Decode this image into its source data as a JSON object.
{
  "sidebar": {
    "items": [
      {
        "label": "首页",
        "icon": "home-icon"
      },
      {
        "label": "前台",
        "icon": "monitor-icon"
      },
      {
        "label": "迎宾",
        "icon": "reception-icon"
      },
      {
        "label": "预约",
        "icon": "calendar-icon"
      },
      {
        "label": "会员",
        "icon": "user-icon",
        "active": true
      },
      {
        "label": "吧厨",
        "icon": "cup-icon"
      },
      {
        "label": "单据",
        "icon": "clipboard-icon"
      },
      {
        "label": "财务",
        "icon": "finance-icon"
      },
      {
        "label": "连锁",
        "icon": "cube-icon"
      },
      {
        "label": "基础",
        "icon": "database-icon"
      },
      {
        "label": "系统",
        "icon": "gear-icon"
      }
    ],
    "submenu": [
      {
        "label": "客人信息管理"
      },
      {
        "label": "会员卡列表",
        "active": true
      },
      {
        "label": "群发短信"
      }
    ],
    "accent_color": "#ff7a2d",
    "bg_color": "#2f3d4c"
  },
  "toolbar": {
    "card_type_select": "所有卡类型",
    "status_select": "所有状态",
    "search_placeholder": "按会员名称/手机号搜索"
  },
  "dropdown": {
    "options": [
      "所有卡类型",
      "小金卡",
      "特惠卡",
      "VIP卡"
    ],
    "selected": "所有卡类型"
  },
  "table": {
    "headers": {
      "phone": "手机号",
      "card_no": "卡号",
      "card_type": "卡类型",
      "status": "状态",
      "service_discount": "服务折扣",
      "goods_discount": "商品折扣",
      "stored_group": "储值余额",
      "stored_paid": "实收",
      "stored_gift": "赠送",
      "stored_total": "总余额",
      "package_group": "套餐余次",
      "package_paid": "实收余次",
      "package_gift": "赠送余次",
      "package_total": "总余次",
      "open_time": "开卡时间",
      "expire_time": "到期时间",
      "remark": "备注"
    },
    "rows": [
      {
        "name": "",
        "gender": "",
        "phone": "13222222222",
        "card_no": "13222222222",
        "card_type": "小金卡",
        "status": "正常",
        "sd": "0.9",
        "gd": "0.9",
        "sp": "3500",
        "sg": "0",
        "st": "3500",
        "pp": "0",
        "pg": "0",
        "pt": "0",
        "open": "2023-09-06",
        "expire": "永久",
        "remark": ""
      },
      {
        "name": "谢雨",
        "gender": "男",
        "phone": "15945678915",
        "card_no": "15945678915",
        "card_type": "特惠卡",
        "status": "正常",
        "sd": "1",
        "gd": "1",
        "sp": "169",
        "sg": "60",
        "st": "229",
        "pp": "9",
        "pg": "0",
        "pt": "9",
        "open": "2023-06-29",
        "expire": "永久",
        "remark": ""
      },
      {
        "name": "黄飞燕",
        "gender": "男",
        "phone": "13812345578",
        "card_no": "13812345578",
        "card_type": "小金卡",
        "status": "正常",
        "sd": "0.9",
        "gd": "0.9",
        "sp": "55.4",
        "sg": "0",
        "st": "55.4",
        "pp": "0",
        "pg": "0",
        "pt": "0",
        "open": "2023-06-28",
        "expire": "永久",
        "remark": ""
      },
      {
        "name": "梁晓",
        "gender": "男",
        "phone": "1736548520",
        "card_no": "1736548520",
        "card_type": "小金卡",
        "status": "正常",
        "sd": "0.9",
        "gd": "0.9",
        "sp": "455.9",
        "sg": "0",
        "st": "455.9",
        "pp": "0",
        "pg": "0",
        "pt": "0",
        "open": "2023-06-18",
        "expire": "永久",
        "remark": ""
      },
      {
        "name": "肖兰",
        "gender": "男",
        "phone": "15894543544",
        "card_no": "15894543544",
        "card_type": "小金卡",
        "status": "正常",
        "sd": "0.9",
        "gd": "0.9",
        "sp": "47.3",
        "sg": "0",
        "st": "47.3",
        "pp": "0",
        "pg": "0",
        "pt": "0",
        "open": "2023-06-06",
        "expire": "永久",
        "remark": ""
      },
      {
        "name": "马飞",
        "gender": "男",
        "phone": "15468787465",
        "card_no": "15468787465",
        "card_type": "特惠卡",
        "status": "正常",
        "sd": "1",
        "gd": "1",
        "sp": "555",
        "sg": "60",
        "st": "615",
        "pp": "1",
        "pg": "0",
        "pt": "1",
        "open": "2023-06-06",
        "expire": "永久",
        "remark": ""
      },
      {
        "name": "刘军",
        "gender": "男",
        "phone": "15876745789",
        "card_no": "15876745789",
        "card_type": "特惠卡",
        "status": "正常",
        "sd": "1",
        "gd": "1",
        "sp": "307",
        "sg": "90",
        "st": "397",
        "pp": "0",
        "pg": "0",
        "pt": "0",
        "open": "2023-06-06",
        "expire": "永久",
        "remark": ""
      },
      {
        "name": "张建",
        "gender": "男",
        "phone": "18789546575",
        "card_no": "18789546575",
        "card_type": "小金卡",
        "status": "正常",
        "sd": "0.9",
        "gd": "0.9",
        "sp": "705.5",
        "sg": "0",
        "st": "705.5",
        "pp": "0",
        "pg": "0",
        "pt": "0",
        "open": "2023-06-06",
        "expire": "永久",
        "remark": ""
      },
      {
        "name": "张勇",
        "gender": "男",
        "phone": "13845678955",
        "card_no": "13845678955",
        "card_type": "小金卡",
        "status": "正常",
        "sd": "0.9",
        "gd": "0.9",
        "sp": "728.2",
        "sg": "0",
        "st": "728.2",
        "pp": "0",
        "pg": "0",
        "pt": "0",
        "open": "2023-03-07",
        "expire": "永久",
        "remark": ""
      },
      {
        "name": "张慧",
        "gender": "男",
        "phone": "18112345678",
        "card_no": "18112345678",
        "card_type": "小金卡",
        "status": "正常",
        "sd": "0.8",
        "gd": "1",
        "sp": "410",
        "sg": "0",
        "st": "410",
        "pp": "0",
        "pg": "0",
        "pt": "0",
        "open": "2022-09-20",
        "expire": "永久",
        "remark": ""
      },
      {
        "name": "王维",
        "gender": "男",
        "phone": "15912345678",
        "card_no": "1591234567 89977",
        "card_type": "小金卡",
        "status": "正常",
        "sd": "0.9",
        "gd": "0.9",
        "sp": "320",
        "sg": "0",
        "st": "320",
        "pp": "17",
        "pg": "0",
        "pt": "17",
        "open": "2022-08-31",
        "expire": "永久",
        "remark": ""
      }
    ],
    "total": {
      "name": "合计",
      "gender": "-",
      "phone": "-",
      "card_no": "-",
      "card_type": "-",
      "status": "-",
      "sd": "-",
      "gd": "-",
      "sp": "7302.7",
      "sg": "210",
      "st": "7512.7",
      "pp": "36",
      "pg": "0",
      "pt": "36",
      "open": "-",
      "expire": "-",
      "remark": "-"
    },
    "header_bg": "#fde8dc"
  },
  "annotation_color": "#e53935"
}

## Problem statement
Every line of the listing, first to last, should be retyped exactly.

## Task response
Decode this image into its source data as a JSON object.
{
  "sidebar": {
    "items": [
      {
        "label": "首页",
        "icon": "home-icon"
      },
      {
        "label": "前台",
        "icon": "monitor-icon"
      },
      {
        "label": "迎宾",
        "icon": "reception-icon"
      },
      {
        "label": "预约",
        "icon": "calendar-icon"
      },
      {
        "label": "会员",
        "icon": "user-icon",
        "active": true
      },
      {
        "label": "吧厨",
        "icon": "cup-icon"
      },
      {
        "label": "单据",
        "icon": "clipboard-icon"
      },
      {
        "label": "财务",
        "icon": "finance-icon"
      },
      {
        "label": "连锁",
        "icon": "cube-icon"
      },
      {
        "label": "基础",
        "icon": "database-icon"
      },
      {
        "label": "系统",
        "icon": "gear-icon"
      }
    ],
    "submenu": [
      {
        "label": "客人信息管理"
      },
      {
        "label": "会员卡列表",
        "active": true
      },
      {
        "label": "群发短信"
      }
    ],
    "accent_color": "#ff7a2d",
    "bg_color": "#2f3d4c"
  },
  "toolbar": {
    "card_type_select": "所有卡类型",
    "status_select": "所有状态",
    "search_placeholder": "按会员名称/手机号搜索"
  },
  "dropdown": {
    "options": [
      "所有卡类型",
      "小金卡",
      "特惠卡",
      "VIP卡"
    ],
    "selected": "所有卡类型"
  },
  "table": {
    "headers": {
      "phone": "手机号",
      "card_no": "卡号",
      "card_type": "卡类型",
      "status": "状态",
      "service_discount": "服务折扣",
      "goods_discount": "商品折扣",
      "stored_group": "储值余额",
      "stored_paid": "实收",
      "stored_gift": "赠送",
      "stored_total": "总余额",
      "package_group": "套餐余次",
      "package_paid": "实收余次",
      "package_gift": "赠送余次",
      "package_total": "总余次",
      "open_time": "开卡时间",
      "expire_time": "到期时间",
      "remark": "备注"
    },
    "rows": [
      {
        "name": "",
        "gender": "",
        "phone": "13222222222",
        "card_no": "13222222222",
        "card_type": "小金卡",
        "status": "正常",
        "sd": "0.9",
        "gd": "0.9",
        "sp": "3500",
        "sg": "0",
        "st": "3500",
        "pp": "0",
        "pg": "0",
        "pt": "0",
        "open": "2023-09-06",
        "expire": "永久",
        "remark": ""
      },
      {
        "name": "谢雨",
        "gender": "男",
        "phone": "15945678915",
        "card_no": "15945678915",
        "card_type": "特惠卡",
        "status": "正常",
        "sd": "1",
        "gd": "1",
        "sp": "169",
        "sg": "60",
        "st": "229",
        "pp": "9",
        "pg": "0",
        "pt": "9",
        "open": "2023-06-29",
        "expire": "永久",
        "remark": ""
      },
      {
        "name": "黄飞燕",
        "gender": "男",
        "phone": "13812345578",
        "card_no": "13812345578",
        "card_type": "小金卡",
        "status": "正常",
        "sd": "0.9",
        "gd": "0.9",
        "sp": "55.4",
        "sg": "0",
        "st": "55.4",
        "pp": "0",
        "pg": "0",
        "pt": "0",
        "open": "2023-06-28",
        "expire": "永久",
        "remark": ""
      },
      {
        "name": "梁晓",
        "gender": "男",
        "phone": "1736548520",
        "card_no": "1736548520",
        "card_type": "小金卡",
        "status": "正常",
        "sd": "0.9",
        "gd": "0.9",
        "sp": "455.9",
        "sg": "0",
        "st": "455.9",
        "pp": "0",
        "pg": "0",
        "pt": "0",
        "open": "2023-06-18",
        "expire": "永久",
        "remark": ""
      },
      {
        "name": "肖兰",
        "gender": "男",
        "phone": "15894543544",
        "card_no": "15894543544",
        "card_type": "小金卡",
        "status": "正常",
        "sd": "0.9",
        "gd": "0.9",
        "sp": "47.3",
        "sg": "0",
        "st": "47.3",
        "pp": "0",
        "pg": "0",
        "pt": "0",
        "open": "2023-06-06",
        "expire": "永久",
        "remark": ""
      },
      {
        "name": "马飞",
        "gender": "男",
        "phone": "15468787465",
        "card_no": "15468787465",
        "card_type": "特惠卡",
        "status": "正常",
        "sd": "1",
        "gd": "1",
        "sp": "555",
        "sg": "60",
        "st": "615",
        "pp": "1",
        "pg": "0",
        "pt": "1",
        "open": "2023-06-06",
        "expire": "永久",
        "remark": ""
      },
      {
        "name": "刘军",
        "gender": "男",
        "phone": "15876745789",
        "card_no": "15876745789",
        "card_type": "特惠卡",
        "status": "正常",
        "sd": "1",
        "gd": "1",
        "sp": "307",
        "sg": "90",
        "st": "397",
        "pp": "0",
        "pg": "0",
        "pt": "0",
        "open": "2023-06-06",
        "expire": "永久",
        "remark": ""
      },
      {
        "name": "张建",
        "gender": "男",
        "phone": "18789546575",
        "card_no": "18789546575",
        "card_type": "小金卡",
        "status": "正常",
        "sd": "0.9",
        "gd": "0.9",
        "sp": "705.5",
        "sg": "0",
        "st": "705.5",
        "pp": "0",
        "pg": "0",
        "pt": "0",
        "open": "2023-06-06",
        "expire": "永久",
        "remark": ""
      },
      {
        "name": "张勇",
        "gender": "男",
        "phone": "13845678955",
        "card_no": "13845678955",
        "card_type": "小金卡",
        "status": "正常",
        "sd": "0.9",
        "gd": "0.9",
        "sp": "728.2",
        "sg": "0",
        "st": "728.2",
        "pp": "0",
        "pg": "0",
        "pt": "0",
        "open": "2023-03-07",
        "expire": "永久",
        "remark": ""
      },
      {
        "name": "张慧",
        "gender": "男",
        "phone": "18112345678",
        "card_no": "18112345678",
        "card_type": "小金卡",
        "status": "正常",
        "sd": "0.8",
        "gd": "1",
        "sp": "410",
        "sg": "0",
        "st": "410",
        "pp": "0",
        "pg": "0",
        "pt": "0",
        "open": "2022-09-20",
        "expire": "永久",
        "remark": ""
      },
      {
        "name": "王维",
        "gender": "男",
        "phone": "15912345678",
        "card_no": "1591234567 89977",
        "card_type": "小金卡",
        "status": "正常",
        "sd": "0.9",
        "gd": "0.9",
        "sp": "320",
        "sg": "0",
        "st": "320",
        "pp": "17",
        "pg": "0",
        "pt": "17",
        "open": "2022-08-31",
        "expire": "永久",
        "remark": ""
      }
    ],
    "total": {
      "name": "合计",
      "gender": "-",
      "phone": "-",
      "card_no": "-",
      "card_type": "-",
      "status": "-",
      "sd": "-",
      "gd": "-",
      "sp": "7302.7",
      "sg": "210",
      "st": "7512.7",
      "pp": "36",
      "pg": "0",
      "pt": "36",
      "open": "-",
      "expire": "-",
      "remark": "-"
    },
    "header_bg": "#fde8dc"
  },
  "annotation_color": "#e53935"
}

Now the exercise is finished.